This resource details prewriting strategies for students to employ when writing arguments.
This resource accompanies our Rethink 7th Grade ELA course. It includes ideas for use, ways to support exceptional children, ways to extend learning, digital resources and tools, tips for supporting English Language Learners and students with visual and hearing impairments. There are also ideas for offline learning.
Students will watch a video of the blame scene from Titanic the musical. They will review the lyrics and make a preliminary determination about who they think is most to blame for the large loss of life on Titanic. Students will them look at the poster timeline created in Titanic 3 or they can scan their text to find examples that support their claim about who is most to blame. Finally, students will complete some online research to find evidence to support their claim. This will all be presented in a Glog on Glogster.
Seventeen-year-old best friends dream of becoming light-weight boxing champions of the world. They train together until they find out that they will meet in the ring to determine who will fight in a championship tournament. In this CCSS lesson, students will explore this story through text dependent questions, academic vocabulary, and writing assignments.
In this lesson, students will compare/contrast the information in their textbook about Andrew Jackson to political cartoons of the era. Students will identify symbols, allusions and stereotypes used in these cartoons and infer the intended message and tone of the Jackson era cartoons. Students will also identify any biases in the cartoons and check for historical accuracy, and then formulate their own opinion about the Jackson Administration. As a culminating activity, students will write an opinion essay that articulates their personal stance on Andrew Jackson’s character, using proper writing conventions.
- Social Studies
- Material Type:
- Lesson Plan
- History Teaching Institute - Ohio State University
- Date Added:
In this lesson, students will discover a policy within their school or district that is important to them and that they'd like to change. They will conduct an investigation of the policy in question and write a letter with their claim, results, and recommendation to the appropriate audience.
In this lesson, the students will read and reread the passage closely and focusing their reading through a series of questions and discussion about the text, students will be able to understand the structure and purpose of this particular soliloquy and how it delves into universal themes regarding the human condition.
In this CCSS lesson, students will explore this story through text dependent questions, academic vocabulary, and writing assignments. Printable text files included.

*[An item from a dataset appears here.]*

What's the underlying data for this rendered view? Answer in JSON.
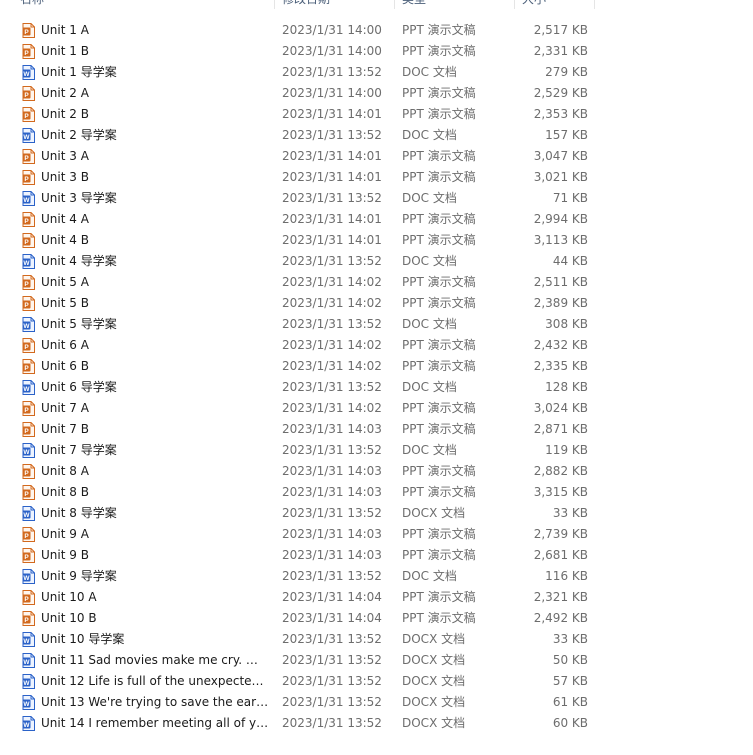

Birth of a Colony explores the history of North Carolina from the time of European exploration through the Tuscarora War. Presented in five acts, the video combines primary sources and expert commentary to bring this period of our history to life. The opening segment describes the forces that motivated European exploration and colonization of the New World. Explorers and colonists encountered native peoples with agricultural lifestyles, strong communities, and respect for the land. These Indian communities saw themselves as part of nature, and they lived in harmony with the natural world. Their spiritual practices, such as the Green Corn Ceremony, reflected this worldview. The Europeans came to the New World primarily in search of land and riches. With two such different cultural viewpoints, clashes were inevitable. This teacher's guide includes a strictly social studies lesson and a complementary ELA lesson (writing assignment).
The lesson includes an exploration of the genre of letters to the editor, a review of persuasive writing structure and letter format, and an emphasis on multi-draft writing. The lesson focuses on the character Roy Eberhardt from Carl Hiaasen’s Newbery Honor Book Hoot for its examples. Students can complete the activity for any book that they have read.
In this lesson, students will learn about brainstorming and how to effectively use this prewriting tool for four different writing tasks - persuasive writing, expository writing, character development, and the development of vivid and precise details for any subject.
Students become novice lexicographers as they explore recent new entries to the Oxford English Dictionary (OED), learn the process of writing entries for the OED, and write a new entry themselves. Students will follow up their entry with a persuasive essay and a competition in which the strongest contender for the title of New Word is chosen. Extensions will offer students a chance to evaluate old lists of "new words" and discuss the power dynamics of dictionaries.
This inquiry provides students with an opportunity to explore how words affect public opinion through an examination of Harriet Beecher Stowe's novel Uncle Tom's Cabin. Students will investigate historical sources related to the novel and reactions of people in the North and South in order to address the compelling question "Can words lead to war?" The final summative assessment asks the to make an argument about the impact of the words in Uncle Tom's Cabin.
Students research the three tenets of cell theory and describe the scientific evidence that supports this theory. After students complete their research, they will engage in all steps of the writing process, including prewriting, outlining, revising, and editing. At the conclusion of the lesson, students will create a three-paragraph argumentative essay to examine the cell theory and the scientific evidence that supports this theory.
As the narrator sends her son Laurie off to kindergarten, she fears that her sweet child may be thrown out of school. In this CCSS lesson, students will explore this story through text dependent questions, academic vocabulary, and writing assignments.